- Assignment: Every record shown below should be duplicated exactly.

=======

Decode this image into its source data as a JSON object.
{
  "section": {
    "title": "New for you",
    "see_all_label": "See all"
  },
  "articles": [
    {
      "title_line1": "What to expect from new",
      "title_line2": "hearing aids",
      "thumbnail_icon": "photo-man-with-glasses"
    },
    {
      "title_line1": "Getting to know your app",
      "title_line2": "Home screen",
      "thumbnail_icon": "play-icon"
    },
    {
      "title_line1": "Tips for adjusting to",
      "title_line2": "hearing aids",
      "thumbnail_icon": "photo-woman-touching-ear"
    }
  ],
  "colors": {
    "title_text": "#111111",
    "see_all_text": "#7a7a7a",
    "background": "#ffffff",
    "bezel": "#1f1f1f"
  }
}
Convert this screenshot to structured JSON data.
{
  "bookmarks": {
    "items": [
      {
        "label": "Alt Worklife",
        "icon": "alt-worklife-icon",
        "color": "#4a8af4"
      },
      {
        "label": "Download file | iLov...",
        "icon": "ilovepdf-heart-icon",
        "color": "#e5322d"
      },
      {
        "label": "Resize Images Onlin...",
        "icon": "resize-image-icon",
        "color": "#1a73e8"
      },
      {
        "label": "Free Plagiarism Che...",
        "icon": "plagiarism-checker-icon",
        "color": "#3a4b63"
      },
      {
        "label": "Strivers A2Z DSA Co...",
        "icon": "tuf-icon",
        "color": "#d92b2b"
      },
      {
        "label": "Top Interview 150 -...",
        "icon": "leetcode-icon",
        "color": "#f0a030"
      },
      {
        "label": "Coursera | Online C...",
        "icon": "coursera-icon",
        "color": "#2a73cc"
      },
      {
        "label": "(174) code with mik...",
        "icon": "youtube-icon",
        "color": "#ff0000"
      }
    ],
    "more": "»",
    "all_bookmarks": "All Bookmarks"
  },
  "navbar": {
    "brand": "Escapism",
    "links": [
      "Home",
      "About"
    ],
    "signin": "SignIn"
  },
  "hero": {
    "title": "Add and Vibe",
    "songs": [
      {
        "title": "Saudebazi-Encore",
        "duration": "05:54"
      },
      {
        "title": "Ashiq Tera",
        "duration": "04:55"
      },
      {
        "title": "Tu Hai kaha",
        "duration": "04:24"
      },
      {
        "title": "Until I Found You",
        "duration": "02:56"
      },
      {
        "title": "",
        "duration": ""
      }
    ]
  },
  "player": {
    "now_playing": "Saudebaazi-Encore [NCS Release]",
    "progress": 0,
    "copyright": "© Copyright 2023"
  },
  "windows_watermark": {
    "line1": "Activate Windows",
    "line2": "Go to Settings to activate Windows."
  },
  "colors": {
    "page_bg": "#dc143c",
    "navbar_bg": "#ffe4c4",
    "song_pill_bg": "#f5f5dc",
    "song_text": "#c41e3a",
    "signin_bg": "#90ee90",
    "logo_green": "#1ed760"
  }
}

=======

- Expected answer:
Decode this image into its source data as a JSON object.
{
  "section": {
    "title": "New for you",
    "see_all_label": "See all"
  },
  "articles": [
    {
      "title_line1": "What to expect from new",
      "title_line2": "hearing aids",
      "thumbnail_icon": "photo-man-with-glasses"
    },
    {
      "title_line1": "Getting to know your app",
      "title_line2": "Home screen",
      "thumbnail_icon": "play-icon"
    },
    {
      "title_line1": "Tips for adjusting to",
      "title_line2": "hearing aids",
      "thumbnail_icon": "photo-woman-touching-ear"
    }
  ],
  "colors": {
    "title_text": "#111111",
    "see_all_text": "#7a7a7a",
    "background": "#ffffff",
    "bezel": "#1f1f1f"
  }
}
Convert this screenshot to structured JSON data.
{
  "bookmarks": {
    "items": [
      {
        "label": "Alt Worklife",
        "icon": "alt-worklife-icon",
        "color": "#4a8af4"
      },
      {
        "label": "Download file | iLov...",
        "icon": "ilovepdf-heart-icon",
        "color": "#e5322d"
      },
      {
        "label": "Resize Images Onlin...",
        "icon": "resize-image-icon",
        "color": "#1a73e8"
      },
      {
        "label": "Free Plagiarism Che...",
        "icon": "plagiarism-checker-icon",
        "color": "#3a4b63"
      },
      {
        "label": "Strivers A2Z DSA Co...",
        "icon": "tuf-icon",
        "color": "#d92b2b"
      },
      {
        "label": "Top Interview 150 -...",
        "icon": "leetcode-icon",
        "color": "#f0a030"
      },
      {
        "label": "Coursera | Online C...",
        "icon": "coursera-icon",
        "color": "#2a73cc"
      },
      {
        "label": "(174) code with mik...",
        "icon": "youtube-icon",
        "color": "#ff0000"
      }
    ],
    "more": "»",
    "all_bookmarks": "All Bookmarks"
  },
  "navbar": {
    "brand": "Escapism",
    "links": [
      "Home",
      "About"
    ],
    "signin": "SignIn"
  },
  "hero": {
    "title": "Add and Vibe",
    "songs": [
      {
        "title": "Saudebazi-Encore",
        "duration": "05:54"
      },
      {
        "title": "Ashiq Tera",
        "duration": "04:55"
      },
      {
        "title": "Tu Hai kaha",
        "duration": "04:24"
      },
      {
        "title": "Until I Found You",
        "duration": "02:56"
      },
      {
        "title": "",
        "duration": ""
      }
    ]
  },
  "player": {
    "now_playing": "Saudebaazi-Encore [NCS Release]",
    "progress": 0,
    "copyright": "© Copyright 2023"
  },
  "windows_watermark": {
    "line1": "Activate Windows",
    "line2": "Go to Settings to activate Windows."
  },
  "colors": {
    "page_bg": "#dc143c",
    "navbar_bg": "#ffe4c4",
    "song_pill_bg": "#f5f5dc",
    "song_text": "#c41e3a",
    "signin_bg": "#90ee90",
    "logo_green": "#1ed760"
  }
}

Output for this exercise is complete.